──────── EXCERPTED RECORDS

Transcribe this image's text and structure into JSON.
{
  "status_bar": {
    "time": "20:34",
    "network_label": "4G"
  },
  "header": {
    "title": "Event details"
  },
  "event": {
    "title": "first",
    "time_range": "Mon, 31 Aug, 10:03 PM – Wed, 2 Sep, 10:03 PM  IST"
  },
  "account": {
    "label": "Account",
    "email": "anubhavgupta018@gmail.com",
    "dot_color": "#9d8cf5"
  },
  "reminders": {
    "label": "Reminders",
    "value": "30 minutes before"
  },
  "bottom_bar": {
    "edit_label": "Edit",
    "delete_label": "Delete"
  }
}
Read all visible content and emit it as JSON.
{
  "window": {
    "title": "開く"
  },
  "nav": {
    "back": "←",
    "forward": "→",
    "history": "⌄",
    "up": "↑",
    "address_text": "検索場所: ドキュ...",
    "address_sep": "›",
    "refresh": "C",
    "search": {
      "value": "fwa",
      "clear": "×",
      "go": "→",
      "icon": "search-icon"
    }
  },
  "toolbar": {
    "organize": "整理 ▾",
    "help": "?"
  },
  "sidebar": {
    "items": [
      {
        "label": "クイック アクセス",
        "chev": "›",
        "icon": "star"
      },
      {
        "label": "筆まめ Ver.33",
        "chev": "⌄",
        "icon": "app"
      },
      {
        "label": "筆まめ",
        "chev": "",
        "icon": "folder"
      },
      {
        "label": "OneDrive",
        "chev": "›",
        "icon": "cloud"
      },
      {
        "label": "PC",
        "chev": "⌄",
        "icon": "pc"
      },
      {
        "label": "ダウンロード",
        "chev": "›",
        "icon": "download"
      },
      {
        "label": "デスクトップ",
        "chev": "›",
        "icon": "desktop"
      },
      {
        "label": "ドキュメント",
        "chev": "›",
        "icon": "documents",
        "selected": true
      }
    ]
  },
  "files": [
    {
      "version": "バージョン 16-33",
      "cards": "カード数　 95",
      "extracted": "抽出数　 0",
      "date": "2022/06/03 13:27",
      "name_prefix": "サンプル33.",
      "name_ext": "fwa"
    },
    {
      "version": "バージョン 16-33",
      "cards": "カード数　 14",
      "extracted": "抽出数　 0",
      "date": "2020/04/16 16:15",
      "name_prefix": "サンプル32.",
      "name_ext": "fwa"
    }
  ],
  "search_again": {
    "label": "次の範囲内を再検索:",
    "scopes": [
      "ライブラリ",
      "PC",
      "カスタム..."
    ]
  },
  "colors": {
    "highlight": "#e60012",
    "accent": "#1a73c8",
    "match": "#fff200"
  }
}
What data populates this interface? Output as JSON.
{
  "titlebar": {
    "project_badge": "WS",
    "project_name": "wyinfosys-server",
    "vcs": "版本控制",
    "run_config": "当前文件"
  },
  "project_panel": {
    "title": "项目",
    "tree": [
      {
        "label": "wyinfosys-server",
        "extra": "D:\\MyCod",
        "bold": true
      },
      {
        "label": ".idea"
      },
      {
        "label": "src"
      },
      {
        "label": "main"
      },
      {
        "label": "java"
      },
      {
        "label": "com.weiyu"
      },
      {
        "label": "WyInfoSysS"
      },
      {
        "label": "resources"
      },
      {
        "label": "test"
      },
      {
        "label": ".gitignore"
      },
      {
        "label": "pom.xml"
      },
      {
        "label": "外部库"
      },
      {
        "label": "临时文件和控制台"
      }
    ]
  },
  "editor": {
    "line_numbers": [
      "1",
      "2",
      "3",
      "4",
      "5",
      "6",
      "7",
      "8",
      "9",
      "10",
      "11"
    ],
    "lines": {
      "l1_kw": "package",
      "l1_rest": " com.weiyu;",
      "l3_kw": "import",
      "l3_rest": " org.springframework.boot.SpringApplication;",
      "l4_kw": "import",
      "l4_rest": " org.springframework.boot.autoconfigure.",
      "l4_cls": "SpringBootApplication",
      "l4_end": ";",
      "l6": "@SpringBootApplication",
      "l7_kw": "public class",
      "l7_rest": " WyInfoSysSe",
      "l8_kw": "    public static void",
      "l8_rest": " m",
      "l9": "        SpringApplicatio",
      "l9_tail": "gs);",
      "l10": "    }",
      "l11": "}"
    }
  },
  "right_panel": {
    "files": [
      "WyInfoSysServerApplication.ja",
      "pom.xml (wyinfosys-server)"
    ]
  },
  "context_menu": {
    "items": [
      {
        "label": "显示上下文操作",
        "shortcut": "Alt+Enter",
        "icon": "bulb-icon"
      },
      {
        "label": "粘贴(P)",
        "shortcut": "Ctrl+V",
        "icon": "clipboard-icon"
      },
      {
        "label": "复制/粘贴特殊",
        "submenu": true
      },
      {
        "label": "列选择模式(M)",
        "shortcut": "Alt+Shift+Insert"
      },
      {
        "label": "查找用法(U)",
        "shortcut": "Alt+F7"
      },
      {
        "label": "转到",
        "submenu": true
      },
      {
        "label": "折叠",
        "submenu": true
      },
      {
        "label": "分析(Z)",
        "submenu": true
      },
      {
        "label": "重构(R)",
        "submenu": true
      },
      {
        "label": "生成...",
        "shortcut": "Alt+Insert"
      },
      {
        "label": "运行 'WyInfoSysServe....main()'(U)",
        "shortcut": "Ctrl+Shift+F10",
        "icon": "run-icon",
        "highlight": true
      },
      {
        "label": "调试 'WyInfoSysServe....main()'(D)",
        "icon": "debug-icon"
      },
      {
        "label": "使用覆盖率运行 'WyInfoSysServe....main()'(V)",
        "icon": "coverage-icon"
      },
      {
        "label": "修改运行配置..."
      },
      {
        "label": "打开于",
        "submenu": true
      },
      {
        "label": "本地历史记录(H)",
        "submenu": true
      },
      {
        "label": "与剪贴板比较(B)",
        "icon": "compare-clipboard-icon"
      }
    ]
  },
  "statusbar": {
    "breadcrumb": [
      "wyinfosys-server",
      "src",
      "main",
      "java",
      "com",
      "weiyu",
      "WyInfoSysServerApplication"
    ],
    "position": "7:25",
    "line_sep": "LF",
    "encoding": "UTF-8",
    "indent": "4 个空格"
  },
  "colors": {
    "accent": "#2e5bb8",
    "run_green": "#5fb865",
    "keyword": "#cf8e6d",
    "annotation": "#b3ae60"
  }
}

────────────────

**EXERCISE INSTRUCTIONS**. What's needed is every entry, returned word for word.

**FINAL ANSWER**.
Transcribe this image's text and structure into JSON.
{
  "status_bar": {
    "time": "20:34",
    "network_label": "4G"
  },
  "header": {
    "title": "Event details"
  },
  "event": {
    "title": "first",
    "time_range": "Mon, 31 Aug, 10:03 PM – Wed, 2 Sep, 10:03 PM  IST"
  },
  "account": {
    "label": "Account",
    "email": "anubhavgupta018@gmail.com",
    "dot_color": "#9d8cf5"
  },
  "reminders": {
    "label": "Reminders",
    "value": "30 minutes before"
  },
  "bottom_bar": {
    "edit_label": "Edit",
    "delete_label": "Delete"
  }
}
Read all visible content and emit it as JSON.
{
  "window": {
    "title": "開く"
  },
  "nav": {
    "back": "←",
    "forward": "→",
    "history": "⌄",
    "up": "↑",
    "address_text": "検索場所: ドキュ...",
    "address_sep": "›",
    "refresh": "C",
    "search": {
      "value": "fwa",
      "clear": "×",
      "go": "→",
      "icon": "search-icon"
    }
  },
  "toolbar": {
    "organize": "整理 ▾",
    "help": "?"
  },
  "sidebar": {
    "items": [
      {
        "label": "クイック アクセス",
        "chev": "›",
        "icon": "star"
      },
      {
        "label": "筆まめ Ver.33",
        "chev": "⌄",
        "icon": "app"
      },
      {
        "label": "筆まめ",
        "chev": "",
        "icon": "folder"
      },
      {
        "label": "OneDrive",
        "chev": "›",
        "icon": "cloud"
      },
      {
        "label": "PC",
        "chev": "⌄",
        "icon": "pc"
      },
      {
        "label": "ダウンロード",
        "chev": "›",
        "icon": "download"
      },
      {
        "label": "デスクトップ",
        "chev": "›",
        "icon": "desktop"
      },
      {
        "label": "ドキュメント",
        "chev": "›",
        "icon": "documents",
        "selected": true
      }
    ]
  },
  "files": [
    {
      "version": "バージョン 16-33",
      "cards": "カード数　 95",
      "extracted": "抽出数　 0",
      "date": "2022/06/03 13:27",
      "name_prefix": "サンプル33.",
      "name_ext": "fwa"
    },
    {
      "version": "バージョン 16-33",
      "cards": "カード数　 14",
      "extracted": "抽出数　 0",
      "date": "2020/04/16 16:15",
      "name_prefix": "サンプル32.",
      "name_ext": "fwa"
    }
  ],
  "search_again": {
    "label": "次の範囲内を再検索:",
    "scopes": [
      "ライブラリ",
      "PC",
      "カスタム..."
    ]
  },
  "colors": {
    "highlight": "#e60012",
    "accent": "#1a73c8",
    "match": "#fff200"
  }
}
What data populates this interface? Output as JSON.
{
  "titlebar": {
    "project_badge": "WS",
    "project_name": "wyinfosys-server",
    "vcs": "版本控制",
    "run_config": "当前文件"
  },
  "project_panel": {
    "title": "项目",
    "tree": [
      {
        "label": "wyinfosys-server",
        "extra": "D:\\MyCod",
        "bold": true
      },
      {
        "label": ".idea"
      },
      {
        "label": "src"
      },
      {
        "label": "main"
      },
      {
        "label": "java"
      },
      {
        "label": "com.weiyu"
      },
      {
        "label": "WyInfoSysS"
      },
      {
        "label": "resources"
      },
      {
        "label": "test"
      },
      {
        "label": ".gitignore"
      },
      {
        "label": "pom.xml"
      },
      {
        "label": "外部库"
      },
      {
        "label": "临时文件和控制台"
      }
    ]
  },
  "editor": {
    "line_numbers": [
      "1",
      "2",
      "3",
      "4",
      "5",
      "6",
      "7",
      "8",
      "9",
      "10",
      "11"
    ],
    "lines": {
      "l1_kw": "package",
      "l1_rest": " com.weiyu;",
      "l3_kw": "import",
      "l3_rest": " org.springframework.boot.SpringApplication;",
      "l4_kw": "import",
      "l4_rest": " org.springframework.boot.autoconfigure.",
      "l4_cls": "SpringBootApplication",
      "l4_end": ";",
      "l6": "@SpringBootApplication",
      "l7_kw": "public class",
      "l7_rest": " WyInfoSysSe",
      "l8_kw": "    public static void",
      "l8_rest": " m",
      "l9": "        SpringApplicatio",
      "l9_tail": "gs);",
      "l10": "    }",
      "l11": "}"
    }
  },
  "right_panel": {
    "files": [
      "WyInfoSysServerApplication.ja",
      "pom.xml (wyinfosys-server)"
    ]
  },
  "context_menu": {
    "items": [
      {
        "label": "显示上下文操作",
        "shortcut": "Alt+Enter",
        "icon": "bulb-icon"
      },
      {
        "label": "粘贴(P)",
        "shortcut": "Ctrl+V",
        "icon": "clipboard-icon"
      },
      {
        "label": "复制/粘贴特殊",
        "submenu": true
      },
      {
        "label": "列选择模式(M)",
        "shortcut": "Alt+Shift+Insert"
      },
      {
        "label": "查找用法(U)",
        "shortcut": "Alt+F7"
      },
      {
        "label": "转到",
        "submenu": true
      },
      {
        "label": "折叠",
        "submenu": true
      },
      {
        "label": "分析(Z)",
        "submenu": true
      },
      {
        "label": "重构(R)",
        "submenu": true
      },
      {
        "label": "生成...",
        "shortcut": "Alt+Insert"
      },
      {
        "label": "运行 'WyInfoSysServe....main()'(U)",
        "shortcut": "Ctrl+Shift+F10",
        "icon": "run-icon",
        "highlight": true
      },
      {
        "label": "调试 'WyInfoSysServe....main()'(D)",
        "icon": "debug-icon"
      },
      {
        "label": "使用覆盖率运行 'WyInfoSysServe....main()'(V)",
        "icon": "coverage-icon"
      },
      {
        "label": "修改运行配置..."
      },
      {
        "label": "打开于",
        "submenu": true
      },
      {
        "label": "本地历史记录(H)",
        "submenu": true
      },
      {
        "label": "与剪贴板比较(B)",
        "icon": "compare-clipboard-icon"
      }
    ]
  },
  "statusbar": {
    "breadcrumb": [
      "wyinfosys-server",
      "src",
      "main",
      "java",
      "com",
      "weiyu",
      "WyInfoSysServerApplication"
    ],
    "position": "7:25",
    "line_sep": "LF",
    "encoding": "UTF-8",
    "indent": "4 个空格"
  },
  "colors": {
    "accent": "#2e5bb8",
    "run_green": "#5fb865",
    "keyword": "#cf8e6d",
    "annotation": "#b3ae60"
  }
}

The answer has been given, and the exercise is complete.